(a) http://www.ncbi.nlm.nih.gov/pubmed/19897345
(b) http://www.ncbi.nlm.nih.gov/pubmed/3310287  
(22) http://www.ncbi.nlm.nih.gov/pubmed/22316329
(23) http://www.ncbi.nlm.nih.gov/pubmed/21911849
(24) http://www.ncbi.nlm.nih.gov/pubmed/15923490
(25) http://www.ncbi.nlm.nih.gov/pubmed/19180135
(26) http://www.ncbi.nlm.nih.gov/pubmed/19180134
(27) http://www.ncbi.nlm.nih.gov/pubmed/21084368
(28) http://www.ncbi.nlm.nih.gov/pubmed/15923490
(29) http://www.ncbi.nlm.nih.gov/pubmed/17637949

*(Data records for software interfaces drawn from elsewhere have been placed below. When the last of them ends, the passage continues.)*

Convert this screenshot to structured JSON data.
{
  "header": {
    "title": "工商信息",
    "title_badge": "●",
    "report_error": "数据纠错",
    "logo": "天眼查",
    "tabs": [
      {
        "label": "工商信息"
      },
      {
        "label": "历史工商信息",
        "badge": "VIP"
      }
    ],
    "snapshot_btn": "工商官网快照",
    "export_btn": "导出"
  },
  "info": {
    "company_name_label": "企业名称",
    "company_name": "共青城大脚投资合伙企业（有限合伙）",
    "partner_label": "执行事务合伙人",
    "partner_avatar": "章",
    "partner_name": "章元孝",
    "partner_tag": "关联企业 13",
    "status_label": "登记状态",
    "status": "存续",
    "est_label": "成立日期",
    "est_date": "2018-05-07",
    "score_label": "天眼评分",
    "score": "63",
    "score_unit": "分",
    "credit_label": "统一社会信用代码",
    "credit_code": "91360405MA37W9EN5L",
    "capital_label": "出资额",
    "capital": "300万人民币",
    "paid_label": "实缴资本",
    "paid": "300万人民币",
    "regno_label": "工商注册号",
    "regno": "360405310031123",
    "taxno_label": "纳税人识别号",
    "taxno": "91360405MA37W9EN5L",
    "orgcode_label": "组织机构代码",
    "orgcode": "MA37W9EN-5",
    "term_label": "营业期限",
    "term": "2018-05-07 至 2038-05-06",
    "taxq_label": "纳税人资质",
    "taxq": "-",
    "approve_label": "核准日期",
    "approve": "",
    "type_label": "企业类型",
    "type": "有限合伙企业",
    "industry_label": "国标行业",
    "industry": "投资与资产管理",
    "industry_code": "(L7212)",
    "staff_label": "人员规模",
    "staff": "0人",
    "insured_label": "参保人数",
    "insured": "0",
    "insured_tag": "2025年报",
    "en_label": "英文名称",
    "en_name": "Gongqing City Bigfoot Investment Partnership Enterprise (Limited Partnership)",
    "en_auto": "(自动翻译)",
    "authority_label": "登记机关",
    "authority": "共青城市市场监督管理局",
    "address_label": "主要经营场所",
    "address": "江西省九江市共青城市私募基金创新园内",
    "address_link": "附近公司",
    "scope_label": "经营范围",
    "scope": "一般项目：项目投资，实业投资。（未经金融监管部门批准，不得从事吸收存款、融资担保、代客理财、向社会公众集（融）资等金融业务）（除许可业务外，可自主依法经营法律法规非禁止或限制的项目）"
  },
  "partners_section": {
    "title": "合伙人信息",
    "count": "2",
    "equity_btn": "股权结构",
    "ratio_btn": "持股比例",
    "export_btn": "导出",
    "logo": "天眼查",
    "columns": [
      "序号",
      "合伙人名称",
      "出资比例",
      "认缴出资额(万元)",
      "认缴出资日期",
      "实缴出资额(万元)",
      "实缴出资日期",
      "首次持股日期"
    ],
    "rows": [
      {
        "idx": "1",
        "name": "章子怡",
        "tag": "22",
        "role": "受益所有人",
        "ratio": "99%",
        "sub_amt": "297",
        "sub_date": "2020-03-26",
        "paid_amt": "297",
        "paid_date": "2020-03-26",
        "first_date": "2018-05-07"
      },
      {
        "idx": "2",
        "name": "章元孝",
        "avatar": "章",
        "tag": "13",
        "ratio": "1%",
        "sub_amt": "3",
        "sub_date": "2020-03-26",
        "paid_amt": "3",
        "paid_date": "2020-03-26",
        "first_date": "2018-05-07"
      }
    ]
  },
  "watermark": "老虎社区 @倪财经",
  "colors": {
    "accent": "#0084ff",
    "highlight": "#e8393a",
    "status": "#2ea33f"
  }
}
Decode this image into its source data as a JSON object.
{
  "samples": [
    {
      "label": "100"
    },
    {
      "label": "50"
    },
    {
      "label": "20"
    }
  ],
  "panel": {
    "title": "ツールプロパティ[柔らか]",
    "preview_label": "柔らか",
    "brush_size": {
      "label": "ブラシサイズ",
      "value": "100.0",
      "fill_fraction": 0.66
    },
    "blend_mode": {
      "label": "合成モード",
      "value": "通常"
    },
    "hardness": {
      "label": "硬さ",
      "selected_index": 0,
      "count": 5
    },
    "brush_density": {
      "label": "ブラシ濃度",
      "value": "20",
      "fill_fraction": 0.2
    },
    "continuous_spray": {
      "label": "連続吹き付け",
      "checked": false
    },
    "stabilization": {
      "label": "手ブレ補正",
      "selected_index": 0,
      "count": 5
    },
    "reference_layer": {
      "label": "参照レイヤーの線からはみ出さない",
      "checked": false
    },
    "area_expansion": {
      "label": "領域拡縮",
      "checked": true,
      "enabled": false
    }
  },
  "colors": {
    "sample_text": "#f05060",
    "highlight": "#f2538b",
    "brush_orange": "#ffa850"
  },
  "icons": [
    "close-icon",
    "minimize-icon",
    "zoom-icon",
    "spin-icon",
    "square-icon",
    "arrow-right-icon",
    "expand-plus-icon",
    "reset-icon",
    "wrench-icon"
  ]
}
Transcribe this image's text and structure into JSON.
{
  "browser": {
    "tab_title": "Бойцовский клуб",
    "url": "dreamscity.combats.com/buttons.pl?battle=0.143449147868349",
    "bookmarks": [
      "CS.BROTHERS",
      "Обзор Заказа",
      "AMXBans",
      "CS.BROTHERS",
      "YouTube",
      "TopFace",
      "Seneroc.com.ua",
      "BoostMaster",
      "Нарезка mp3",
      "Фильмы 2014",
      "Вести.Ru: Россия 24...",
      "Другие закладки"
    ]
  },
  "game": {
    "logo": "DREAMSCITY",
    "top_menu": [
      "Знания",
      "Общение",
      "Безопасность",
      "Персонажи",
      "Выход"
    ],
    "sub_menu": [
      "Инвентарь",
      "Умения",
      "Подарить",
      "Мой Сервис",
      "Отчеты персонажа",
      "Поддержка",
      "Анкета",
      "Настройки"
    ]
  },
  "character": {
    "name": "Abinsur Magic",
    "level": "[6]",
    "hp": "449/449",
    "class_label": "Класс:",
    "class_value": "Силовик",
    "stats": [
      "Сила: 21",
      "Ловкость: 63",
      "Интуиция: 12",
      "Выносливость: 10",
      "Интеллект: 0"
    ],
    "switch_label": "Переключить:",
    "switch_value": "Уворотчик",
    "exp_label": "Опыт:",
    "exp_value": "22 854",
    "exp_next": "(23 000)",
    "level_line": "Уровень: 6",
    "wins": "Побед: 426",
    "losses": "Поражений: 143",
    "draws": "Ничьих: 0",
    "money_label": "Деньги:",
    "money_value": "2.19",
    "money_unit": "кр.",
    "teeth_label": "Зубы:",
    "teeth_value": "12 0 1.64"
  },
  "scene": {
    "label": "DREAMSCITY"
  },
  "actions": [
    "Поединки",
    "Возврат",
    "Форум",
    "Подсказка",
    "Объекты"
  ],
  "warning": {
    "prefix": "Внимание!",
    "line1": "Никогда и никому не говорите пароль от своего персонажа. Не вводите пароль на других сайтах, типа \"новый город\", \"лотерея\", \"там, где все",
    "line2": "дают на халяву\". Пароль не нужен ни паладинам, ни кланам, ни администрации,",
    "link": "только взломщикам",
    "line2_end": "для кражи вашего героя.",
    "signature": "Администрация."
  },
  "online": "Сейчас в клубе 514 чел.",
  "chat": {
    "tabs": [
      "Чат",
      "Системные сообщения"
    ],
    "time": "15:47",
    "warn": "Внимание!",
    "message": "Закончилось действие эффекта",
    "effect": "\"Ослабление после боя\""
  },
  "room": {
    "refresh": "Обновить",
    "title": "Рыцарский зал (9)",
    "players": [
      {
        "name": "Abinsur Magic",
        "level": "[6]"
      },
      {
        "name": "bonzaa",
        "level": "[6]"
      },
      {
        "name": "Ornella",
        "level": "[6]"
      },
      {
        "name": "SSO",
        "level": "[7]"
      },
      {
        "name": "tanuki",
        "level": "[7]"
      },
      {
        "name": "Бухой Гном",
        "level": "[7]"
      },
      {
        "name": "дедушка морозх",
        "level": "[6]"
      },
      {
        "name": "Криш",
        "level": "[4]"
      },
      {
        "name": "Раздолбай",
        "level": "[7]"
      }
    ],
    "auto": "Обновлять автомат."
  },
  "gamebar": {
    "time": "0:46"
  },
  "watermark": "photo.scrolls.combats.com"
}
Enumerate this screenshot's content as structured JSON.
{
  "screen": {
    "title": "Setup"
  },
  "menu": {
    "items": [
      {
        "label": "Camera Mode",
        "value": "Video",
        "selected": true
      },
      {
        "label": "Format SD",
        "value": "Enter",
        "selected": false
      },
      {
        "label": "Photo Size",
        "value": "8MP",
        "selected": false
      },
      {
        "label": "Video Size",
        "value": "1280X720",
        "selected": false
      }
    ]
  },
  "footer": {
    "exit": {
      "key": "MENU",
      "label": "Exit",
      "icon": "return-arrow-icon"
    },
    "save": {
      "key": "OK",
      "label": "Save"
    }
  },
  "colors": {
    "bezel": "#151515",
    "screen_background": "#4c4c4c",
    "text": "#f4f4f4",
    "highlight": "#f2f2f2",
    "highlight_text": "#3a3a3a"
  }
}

(29a) http://www.ncbi.nlm.nih.gov/pubmed/21309881
(29b) http://www.ncbi.nlm.nih.gov/pubmed/20624137